### EXERCISE OBJECTIVE
Reproduce every entry exactly as written.

### PROVIDED INFORMATION
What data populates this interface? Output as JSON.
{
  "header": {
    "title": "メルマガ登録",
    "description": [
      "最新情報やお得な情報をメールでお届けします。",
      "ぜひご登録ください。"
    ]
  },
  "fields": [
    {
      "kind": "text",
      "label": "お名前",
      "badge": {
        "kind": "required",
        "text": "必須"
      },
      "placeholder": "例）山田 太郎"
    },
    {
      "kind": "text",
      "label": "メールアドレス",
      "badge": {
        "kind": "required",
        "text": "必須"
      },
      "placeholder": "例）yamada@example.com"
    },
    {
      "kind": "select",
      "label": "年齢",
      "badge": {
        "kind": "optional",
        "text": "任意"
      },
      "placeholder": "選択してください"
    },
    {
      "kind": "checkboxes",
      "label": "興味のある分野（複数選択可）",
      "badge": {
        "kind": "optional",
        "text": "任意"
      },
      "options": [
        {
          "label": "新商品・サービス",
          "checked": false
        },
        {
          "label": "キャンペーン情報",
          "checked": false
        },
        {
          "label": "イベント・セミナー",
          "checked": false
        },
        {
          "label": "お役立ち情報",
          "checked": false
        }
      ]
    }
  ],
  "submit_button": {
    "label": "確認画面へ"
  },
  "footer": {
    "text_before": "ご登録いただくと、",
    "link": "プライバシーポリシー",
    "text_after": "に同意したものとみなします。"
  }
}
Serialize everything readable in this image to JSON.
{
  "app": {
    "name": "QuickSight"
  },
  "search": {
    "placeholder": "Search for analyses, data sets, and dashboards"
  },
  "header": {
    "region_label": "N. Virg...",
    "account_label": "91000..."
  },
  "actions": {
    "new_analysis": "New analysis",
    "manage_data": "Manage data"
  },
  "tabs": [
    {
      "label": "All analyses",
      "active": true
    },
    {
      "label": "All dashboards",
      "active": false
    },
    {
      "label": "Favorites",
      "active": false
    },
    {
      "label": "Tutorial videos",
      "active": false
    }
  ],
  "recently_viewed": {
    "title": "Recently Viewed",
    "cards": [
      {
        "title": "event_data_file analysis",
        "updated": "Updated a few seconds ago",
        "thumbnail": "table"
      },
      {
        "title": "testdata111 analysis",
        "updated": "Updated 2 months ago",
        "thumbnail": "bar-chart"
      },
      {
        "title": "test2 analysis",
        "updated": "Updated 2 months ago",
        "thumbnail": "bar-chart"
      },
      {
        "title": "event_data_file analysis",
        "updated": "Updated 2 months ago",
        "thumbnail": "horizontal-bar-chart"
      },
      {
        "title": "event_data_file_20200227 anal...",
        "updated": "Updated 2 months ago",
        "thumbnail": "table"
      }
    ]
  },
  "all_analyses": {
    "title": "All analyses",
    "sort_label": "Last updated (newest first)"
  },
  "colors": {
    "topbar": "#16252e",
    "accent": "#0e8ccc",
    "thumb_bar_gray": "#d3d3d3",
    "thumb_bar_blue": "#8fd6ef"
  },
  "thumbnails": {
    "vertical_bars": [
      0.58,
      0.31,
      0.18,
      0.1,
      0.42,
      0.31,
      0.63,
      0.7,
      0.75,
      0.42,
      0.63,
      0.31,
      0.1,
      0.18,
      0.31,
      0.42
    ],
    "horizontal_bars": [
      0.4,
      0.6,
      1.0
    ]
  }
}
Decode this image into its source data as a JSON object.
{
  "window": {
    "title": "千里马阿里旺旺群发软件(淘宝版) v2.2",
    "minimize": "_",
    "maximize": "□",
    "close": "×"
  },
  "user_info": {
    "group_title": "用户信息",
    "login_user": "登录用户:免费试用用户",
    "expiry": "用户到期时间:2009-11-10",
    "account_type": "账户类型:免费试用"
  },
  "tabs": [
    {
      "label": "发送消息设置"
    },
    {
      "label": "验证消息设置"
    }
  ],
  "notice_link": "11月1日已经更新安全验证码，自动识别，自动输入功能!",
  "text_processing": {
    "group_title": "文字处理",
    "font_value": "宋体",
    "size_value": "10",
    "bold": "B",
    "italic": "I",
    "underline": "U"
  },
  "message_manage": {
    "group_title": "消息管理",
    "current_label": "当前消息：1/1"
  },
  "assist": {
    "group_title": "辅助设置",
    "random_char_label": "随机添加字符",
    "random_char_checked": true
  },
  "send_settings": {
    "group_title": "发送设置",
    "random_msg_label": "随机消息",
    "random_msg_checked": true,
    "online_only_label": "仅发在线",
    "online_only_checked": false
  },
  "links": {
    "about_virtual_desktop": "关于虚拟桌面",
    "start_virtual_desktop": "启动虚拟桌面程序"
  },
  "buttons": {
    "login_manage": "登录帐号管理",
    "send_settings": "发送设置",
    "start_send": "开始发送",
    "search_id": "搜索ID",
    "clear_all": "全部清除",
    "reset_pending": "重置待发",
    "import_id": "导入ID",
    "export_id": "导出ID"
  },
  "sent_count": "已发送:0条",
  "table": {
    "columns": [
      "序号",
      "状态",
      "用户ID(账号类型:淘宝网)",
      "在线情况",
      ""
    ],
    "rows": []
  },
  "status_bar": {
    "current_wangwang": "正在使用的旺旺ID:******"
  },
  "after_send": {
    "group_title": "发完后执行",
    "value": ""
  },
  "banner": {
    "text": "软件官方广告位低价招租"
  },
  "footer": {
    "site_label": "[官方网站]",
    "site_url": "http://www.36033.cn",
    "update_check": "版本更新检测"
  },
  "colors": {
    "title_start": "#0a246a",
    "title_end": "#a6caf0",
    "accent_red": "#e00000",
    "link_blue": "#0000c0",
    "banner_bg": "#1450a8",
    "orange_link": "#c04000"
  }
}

### WRITTEN RESPONSE
What data populates this interface? Output as JSON.
{
  "header": {
    "title": "メルマガ登録",
    "description": [
      "最新情報やお得な情報をメールでお届けします。",
      "ぜひご登録ください。"
    ]
  },
  "fields": [
    {
      "kind": "text",
      "label": "お名前",
      "badge": {
        "kind": "required",
        "text": "必須"
      },
      "placeholder": "例）山田 太郎"
    },
    {
      "kind": "text",
      "label": "メールアドレス",
      "badge": {
        "kind": "required",
        "text": "必須"
      },
      "placeholder": "例）yamada@example.com"
    },
    {
      "kind": "select",
      "label": "年齢",
      "badge": {
        "kind": "optional",
        "text": "任意"
      },
      "placeholder": "選択してください"
    },
    {
      "kind": "checkboxes",
      "label": "興味のある分野（複数選択可）",
      "badge": {
        "kind": "optional",
        "text": "任意"
      },
      "options": [
        {
          "label": "新商品・サービス",
          "checked": false
        },
        {
          "label": "キャンペーン情報",
          "checked": false
        },
        {
          "label": "イベント・セミナー",
          "checked": false
        },
        {
          "label": "お役立ち情報",
          "checked": false
        }
      ]
    }
  ],
  "submit_button": {
    "label": "確認画面へ"
  },
  "footer": {
    "text_before": "ご登録いただくと、",
    "link": "プライバシーポリシー",
    "text_after": "に同意したものとみなします。"
  }
}
Serialize everything readable in this image to JSON.
{
  "app": {
    "name": "QuickSight"
  },
  "search": {
    "placeholder": "Search for analyses, data sets, and dashboards"
  },
  "header": {
    "region_label": "N. Virg...",
    "account_label": "91000..."
  },
  "actions": {
    "new_analysis": "New analysis",
    "manage_data": "Manage data"
  },
  "tabs": [
    {
      "label": "All analyses",
      "active": true
    },
    {
      "label": "All dashboards",
      "active": false
    },
    {
      "label": "Favorites",
      "active": false
    },
    {
      "label": "Tutorial videos",
      "active": false
    }
  ],
  "recently_viewed": {
    "title": "Recently Viewed",
    "cards": [
      {
        "title": "event_data_file analysis",
        "updated": "Updated a few seconds ago",
        "thumbnail": "table"
      },
      {
        "title": "testdata111 analysis",
        "updated": "Updated 2 months ago",
        "thumbnail": "bar-chart"
      },
      {
        "title": "test2 analysis",
        "updated": "Updated 2 months ago",
        "thumbnail": "bar-chart"
      },
      {
        "title": "event_data_file analysis",
        "updated": "Updated 2 months ago",
        "thumbnail": "horizontal-bar-chart"
      },
      {
        "title": "event_data_file_20200227 anal...",
        "updated": "Updated 2 months ago",
        "thumbnail": "table"
      }
    ]
  },
  "all_analyses": {
    "title": "All analyses",
    "sort_label": "Last updated (newest first)"
  },
  "colors": {
    "topbar": "#16252e",
    "accent": "#0e8ccc",
    "thumb_bar_gray": "#d3d3d3",
    "thumb_bar_blue": "#8fd6ef"
  },
  "thumbnails": {
    "vertical_bars": [
      0.58,
      0.31,
      0.18,
      0.1,
      0.42,
      0.31,
      0.63,
      0.7,
      0.75,
      0.42,
      0.63,
      0.31,
      0.1,
      0.18,
      0.31,
      0.42
    ],
    "horizontal_bars": [
      0.4,
      0.6,
      1.0
    ]
  }
}
Decode this image into its source data as a JSON object.
{
  "window": {
    "title": "千里马阿里旺旺群发软件(淘宝版) v2.2",
    "minimize": "_",
    "maximize": "□",
    "close": "×"
  },
  "user_info": {
    "group_title": "用户信息",
    "login_user": "登录用户:免费试用用户",
    "expiry": "用户到期时间:2009-11-10",
    "account_type": "账户类型:免费试用"
  },
  "tabs": [
    {
      "label": "发送消息设置"
    },
    {
      "label": "验证消息设置"
    }
  ],
  "notice_link": "11月1日已经更新安全验证码，自动识别，自动输入功能!",
  "text_processing": {
    "group_title": "文字处理",
    "font_value": "宋体",
    "size_value": "10",
    "bold": "B",
    "italic": "I",
    "underline": "U"
  },
  "message_manage": {
    "group_title": "消息管理",
    "current_label": "当前消息：1/1"
  },
  "assist": {
    "group_title": "辅助设置",
    "random_char_label": "随机添加字符",
    "random_char_checked": true
  },
  "send_settings": {
    "group_title": "发送设置",
    "random_msg_label": "随机消息",
    "random_msg_checked": true,
    "online_only_label": "仅发在线",
    "online_only_checked": false
  },
  "links": {
    "about_virtual_desktop": "关于虚拟桌面",
    "start_virtual_desktop": "启动虚拟桌面程序"
  },
  "buttons": {
    "login_manage": "登录帐号管理",
    "send_settings": "发送设置",
    "start_send": "开始发送",
    "search_id": "搜索ID",
    "clear_all": "全部清除",
    "reset_pending": "重置待发",
    "import_id": "导入ID",
    "export_id": "导出ID"
  },
  "sent_count": "已发送:0条",
  "table": {
    "columns": [
      "序号",
      "状态",
      "用户ID(账号类型:淘宝网)",
      "在线情况",
      ""
    ],
    "rows": []
  },
  "status_bar": {
    "current_wangwang": "正在使用的旺旺ID:******"
  },
  "after_send": {
    "group_title": "发完后执行",
    "value": ""
  },
  "banner": {
    "text": "软件官方广告位低价招租"
  },
  "footer": {
    "site_label": "[官方网站]",
    "site_url": "http://www.36033.cn",
    "update_check": "版本更新检测"
  },
  "colors": {
    "title_start": "#0a246a",
    "title_end": "#a6caf0",
    "accent_red": "#e00000",
    "link_blue": "#0000c0",
    "banner_bg": "#1450a8",
    "orange_link": "#c04000"
  }
}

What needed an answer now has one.